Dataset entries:
·····

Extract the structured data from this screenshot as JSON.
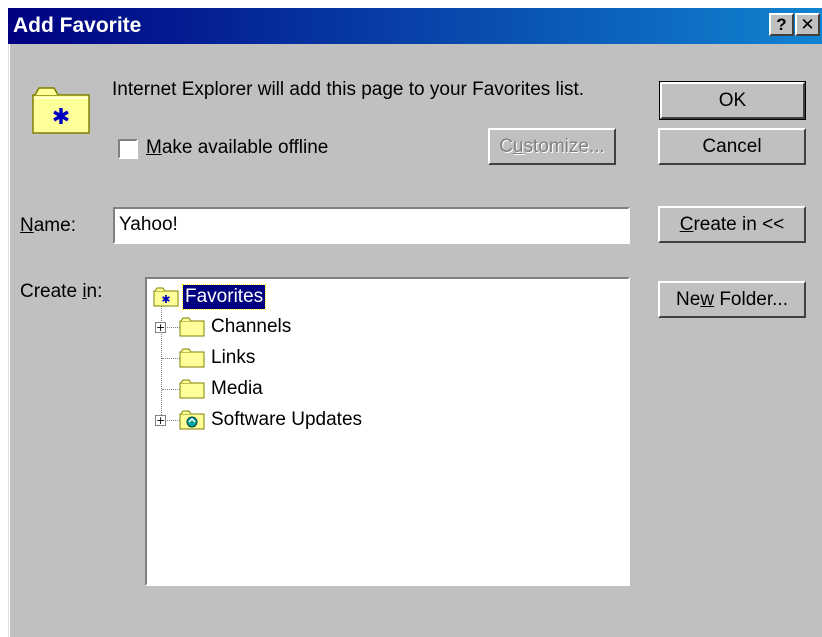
{
  "window": {
    "title": "Add Favorite",
    "help_label": "?",
    "close_label": "✕"
  },
  "info": {
    "message": "Internet Explorer will add this page to your Favorites list."
  },
  "offline": {
    "checked": false,
    "label_mnemonic": "M",
    "label_rest": "ake available offline"
  },
  "buttons": {
    "ok": "OK",
    "cancel": "Cancel",
    "customize_pre": "C",
    "customize_mnemonic": "u",
    "customize_rest": "stomize...",
    "create_in_mnemonic": "C",
    "create_in_rest": "reate in <<",
    "new_folder_pre": "Ne",
    "new_folder_mnemonic": "w",
    "new_folder_rest": " Folder..."
  },
  "name_field": {
    "label_mnemonic": "N",
    "label_rest": "ame:",
    "value": "Yahoo!"
  },
  "create_in": {
    "label_pre": "Create ",
    "label_mnemonic": "i",
    "label_rest": "n:"
  },
  "tree": {
    "root": {
      "label": "Favorites",
      "selected": true,
      "icon": "favorites-folder-icon"
    },
    "items": [
      {
        "label": "Channels",
        "expandable": true,
        "icon": "folder-icon"
      },
      {
        "label": "Links",
        "expandable": false,
        "icon": "folder-icon"
      },
      {
        "label": "Media",
        "expandable": false,
        "icon": "folder-icon"
      },
      {
        "label": "Software Updates",
        "expandable": true,
        "icon": "software-updates-folder-icon"
      }
    ],
    "expander_glyph": "+"
  },
  "colors": {
    "titlebar_start": "#000080",
    "titlebar_end": "#1084d0",
    "dialog_face": "#c0c0c0",
    "selection": "#000080",
    "folder_yellow": "#ffff99"
  }
}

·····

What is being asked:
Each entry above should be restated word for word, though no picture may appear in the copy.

Answer section:
Extract the structured data from this screenshot as JSON.
{
  "window": {
    "title": "Add Favorite",
    "help_label": "?",
    "close_label": "✕"
  },
  "info": {
    "message": "Internet Explorer will add this page to your Favorites list."
  },
  "offline": {
    "checked": false,
    "label_mnemonic": "M",
    "label_rest": "ake available offline"
  },
  "buttons": {
    "ok": "OK",
    "cancel": "Cancel",
    "customize_pre": "C",
    "customize_mnemonic": "u",
    "customize_rest": "stomize...",
    "create_in_mnemonic": "C",
    "create_in_rest": "reate in <<",
    "new_folder_pre": "Ne",
    "new_folder_mnemonic": "w",
    "new_folder_rest": " Folder..."
  },
  "name_field": {
    "label_mnemonic": "N",
    "label_rest": "ame:",
    "value": "Yahoo!"
  },
  "create_in": {
    "label_pre": "Create ",
    "label_mnemonic": "i",
    "label_rest": "n:"
  },
  "tree": {
    "root": {
      "label": "Favorites",
      "selected": true,
      "icon": "favorites-folder-icon"
    },
    "items": [
      {
        "label": "Channels",
        "expandable": true,
        "icon": "folder-icon"
      },
      {
        "label": "Links",
        "expandable": false,
        "icon": "folder-icon"
      },
      {
        "label": "Media",
        "expandable": false,
        "icon": "folder-icon"
      },
      {
        "label": "Software Updates",
        "expandable": true,
        "icon": "software-updates-folder-icon"
      }
    ],
    "expander_glyph": "+"
  },
  "colors": {
    "titlebar_start": "#000080",
    "titlebar_end": "#1084d0",
    "dialog_face": "#c0c0c0",
    "selection": "#000080",
    "folder_yellow": "#ffff99"
  }
}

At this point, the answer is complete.